* _Items from an interface collection_:
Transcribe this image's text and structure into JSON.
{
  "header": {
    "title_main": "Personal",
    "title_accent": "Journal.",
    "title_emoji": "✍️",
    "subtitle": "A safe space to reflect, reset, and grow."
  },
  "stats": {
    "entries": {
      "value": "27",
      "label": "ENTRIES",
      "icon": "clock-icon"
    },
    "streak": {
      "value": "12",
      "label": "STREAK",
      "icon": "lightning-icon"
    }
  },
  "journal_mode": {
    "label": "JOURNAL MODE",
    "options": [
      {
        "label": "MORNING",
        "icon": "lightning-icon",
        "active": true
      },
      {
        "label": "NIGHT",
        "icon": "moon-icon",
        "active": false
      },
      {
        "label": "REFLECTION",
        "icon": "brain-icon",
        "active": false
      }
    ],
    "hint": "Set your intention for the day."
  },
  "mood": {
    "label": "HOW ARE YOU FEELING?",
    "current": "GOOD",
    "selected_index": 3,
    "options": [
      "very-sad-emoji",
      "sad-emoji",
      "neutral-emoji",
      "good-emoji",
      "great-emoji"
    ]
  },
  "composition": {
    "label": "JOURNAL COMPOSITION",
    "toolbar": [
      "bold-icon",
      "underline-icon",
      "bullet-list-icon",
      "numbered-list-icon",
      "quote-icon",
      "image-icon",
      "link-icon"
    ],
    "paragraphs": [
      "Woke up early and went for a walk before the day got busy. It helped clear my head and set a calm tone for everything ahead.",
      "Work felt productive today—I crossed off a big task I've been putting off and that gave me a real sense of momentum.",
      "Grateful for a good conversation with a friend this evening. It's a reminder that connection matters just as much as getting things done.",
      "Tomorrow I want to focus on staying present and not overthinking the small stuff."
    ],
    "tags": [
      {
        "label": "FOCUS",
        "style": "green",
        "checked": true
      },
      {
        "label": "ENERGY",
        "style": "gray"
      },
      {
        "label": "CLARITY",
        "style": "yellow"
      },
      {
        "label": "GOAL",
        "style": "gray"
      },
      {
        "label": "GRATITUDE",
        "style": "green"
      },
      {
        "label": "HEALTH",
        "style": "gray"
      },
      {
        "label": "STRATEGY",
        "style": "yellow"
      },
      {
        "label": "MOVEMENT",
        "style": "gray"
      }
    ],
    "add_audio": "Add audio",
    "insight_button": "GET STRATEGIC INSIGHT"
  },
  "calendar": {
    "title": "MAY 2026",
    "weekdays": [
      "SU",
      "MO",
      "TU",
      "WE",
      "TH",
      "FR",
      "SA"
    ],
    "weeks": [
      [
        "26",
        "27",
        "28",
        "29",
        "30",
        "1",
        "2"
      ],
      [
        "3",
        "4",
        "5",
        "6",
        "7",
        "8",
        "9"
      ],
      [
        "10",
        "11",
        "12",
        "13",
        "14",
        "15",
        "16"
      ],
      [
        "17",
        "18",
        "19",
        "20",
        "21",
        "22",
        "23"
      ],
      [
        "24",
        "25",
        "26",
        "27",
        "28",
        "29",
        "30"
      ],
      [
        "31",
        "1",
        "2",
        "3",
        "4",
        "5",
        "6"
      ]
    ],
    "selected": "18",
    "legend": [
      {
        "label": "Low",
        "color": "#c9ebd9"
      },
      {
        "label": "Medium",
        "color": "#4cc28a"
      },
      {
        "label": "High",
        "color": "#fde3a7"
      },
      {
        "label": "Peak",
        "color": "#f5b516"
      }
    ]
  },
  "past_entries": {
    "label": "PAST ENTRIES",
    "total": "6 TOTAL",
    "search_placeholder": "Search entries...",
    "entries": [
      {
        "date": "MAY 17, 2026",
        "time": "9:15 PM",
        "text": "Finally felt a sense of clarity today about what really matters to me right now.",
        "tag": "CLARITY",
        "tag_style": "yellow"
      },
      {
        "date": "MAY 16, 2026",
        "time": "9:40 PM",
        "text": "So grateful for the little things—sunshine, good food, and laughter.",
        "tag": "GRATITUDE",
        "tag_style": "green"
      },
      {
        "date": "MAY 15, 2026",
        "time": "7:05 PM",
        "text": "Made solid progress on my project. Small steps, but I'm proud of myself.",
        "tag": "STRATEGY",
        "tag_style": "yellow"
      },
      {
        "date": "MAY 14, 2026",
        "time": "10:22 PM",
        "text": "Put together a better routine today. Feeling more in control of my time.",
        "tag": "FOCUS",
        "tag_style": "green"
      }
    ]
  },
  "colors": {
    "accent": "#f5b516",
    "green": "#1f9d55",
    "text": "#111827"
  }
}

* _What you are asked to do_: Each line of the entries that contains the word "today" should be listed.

* _Written solution_:
      "Work felt productive today—I crossed off a big task I've been putting off and that gave me a real sense of momentum.",
        "text": "Finally felt a sense of clarity today about what really matters to me right now.",
        "text": "Put together a better routine today. Feeling more in control of my time.",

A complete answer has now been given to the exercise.